### Exercise goal
Each line of the listing that includes the string "true" is to be identified and copied.

============================================================

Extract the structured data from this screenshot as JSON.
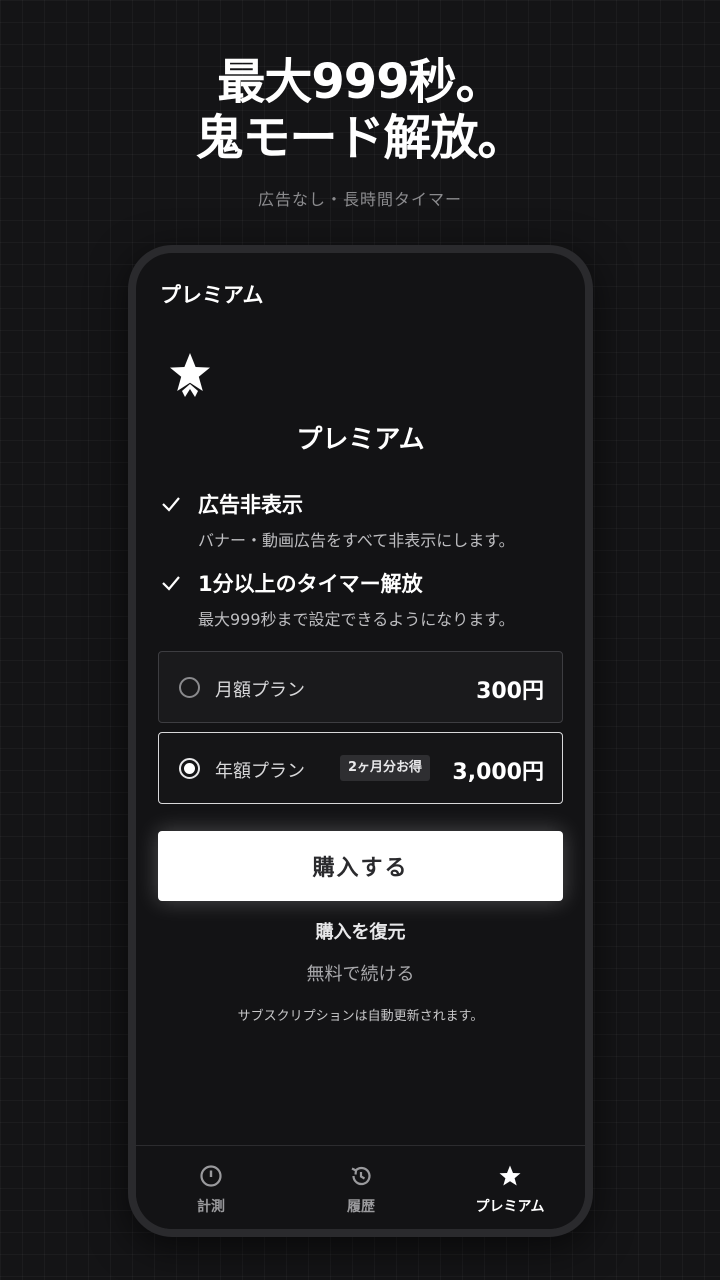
{
  "promo": {
    "headline_line1": "最大999秒。",
    "headline_line2": "鬼モード解放。",
    "subheadline": "広告なし・長時間タイマー"
  },
  "app": {
    "title": "プレミアム",
    "heading": "プレミアム",
    "features": [
      {
        "title": "広告非表示",
        "description": "バナー・動画広告をすべて非表示にします。"
      },
      {
        "title": "1分以上のタイマー解放",
        "description": "最大999秒まで設定できるようになります。"
      }
    ],
    "plans": [
      {
        "name": "月額プラン",
        "price": "300円",
        "selected": false
      },
      {
        "name": "年額プラン",
        "price": "3,000円",
        "badge": "2ヶ月分お得",
        "selected": true
      }
    ],
    "buy_button": "購入する",
    "restore_link": "購入を復元",
    "continue_free_link": "無料で続ける",
    "subscription_note": "サブスクリプションは自動更新されます。"
  },
  "tabbar": {
    "tabs": [
      {
        "label": "計測",
        "icon": "timer-icon",
        "active": false
      },
      {
        "label": "履歴",
        "icon": "history-icon",
        "active": false
      },
      {
        "label": "プレミアム",
        "icon": "star-icon",
        "active": true
      }
    ]
  },
  "colors": {
    "background": "#141416",
    "screen": "#131315",
    "accent": "#ffffff"
  }
}
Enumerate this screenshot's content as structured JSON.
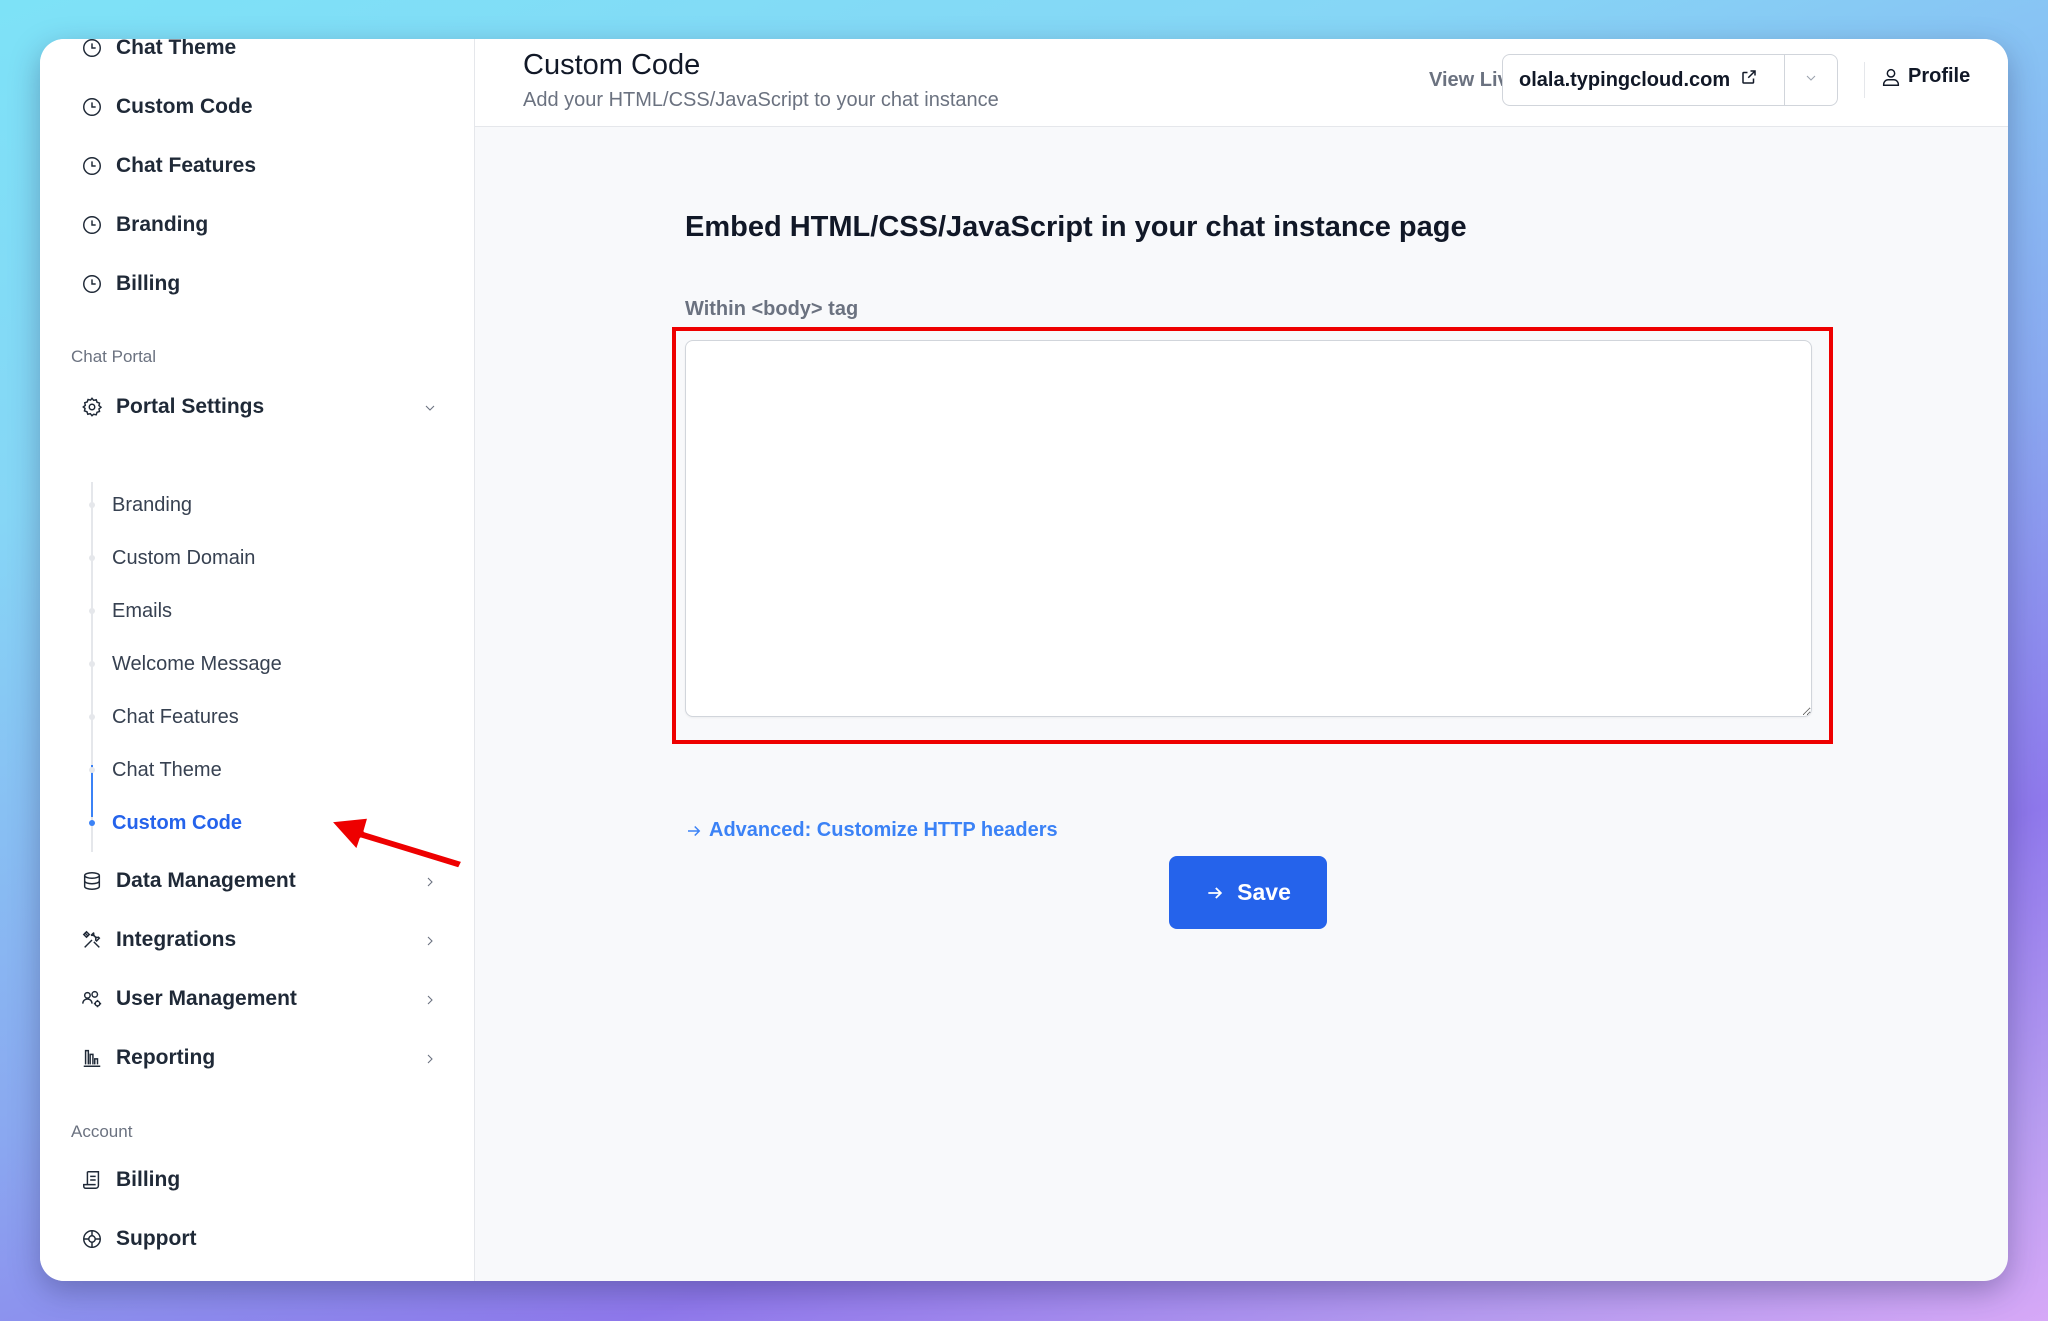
{
  "sidebar": {
    "top_items": [
      {
        "label": "Chat Theme",
        "icon": "clock-icon"
      },
      {
        "label": "Custom Code",
        "icon": "clock-icon"
      },
      {
        "label": "Chat Features",
        "icon": "clock-icon"
      },
      {
        "label": "Branding",
        "icon": "clock-icon"
      },
      {
        "label": "Billing",
        "icon": "clock-icon"
      }
    ],
    "section_chat_portal": "Chat Portal",
    "portal_settings": {
      "label": "Portal Settings",
      "icon": "gear-icon",
      "expanded": true,
      "sub_items": [
        {
          "label": "Branding",
          "active": false
        },
        {
          "label": "Custom Domain",
          "active": false
        },
        {
          "label": "Emails",
          "active": false
        },
        {
          "label": "Welcome Message",
          "active": false
        },
        {
          "label": "Chat Features",
          "active": false
        },
        {
          "label": "Chat Theme",
          "active": false
        },
        {
          "label": "Custom Code",
          "active": true
        }
      ]
    },
    "groups": [
      {
        "label": "Data Management",
        "icon": "database-icon"
      },
      {
        "label": "Integrations",
        "icon": "tools-icon"
      },
      {
        "label": "User Management",
        "icon": "users-gear-icon"
      },
      {
        "label": "Reporting",
        "icon": "bar-chart-icon"
      }
    ],
    "section_account": "Account",
    "account_items": [
      {
        "label": "Billing",
        "icon": "receipt-icon"
      },
      {
        "label": "Support",
        "icon": "lifebuoy-icon"
      }
    ]
  },
  "header": {
    "title": "Custom Code",
    "subtitle": "Add your HTML/CSS/JavaScript to your chat instance",
    "view_live_label": "View Live:",
    "view_live_url": "olala.typingcloud.com",
    "profile_label": "Profile"
  },
  "main": {
    "heading": "Embed HTML/CSS/JavaScript in your chat instance page",
    "field_label": "Within <body> tag",
    "textarea_value": "",
    "advanced_link": "Advanced: Customize HTTP headers",
    "save_label": "Save"
  },
  "colors": {
    "accent": "#2563eb",
    "link": "#3b82f6",
    "annotation": "#ee0000"
  }
}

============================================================

### Response below
        "selected": true
        "active": true
      "expanded": true,
          "active": true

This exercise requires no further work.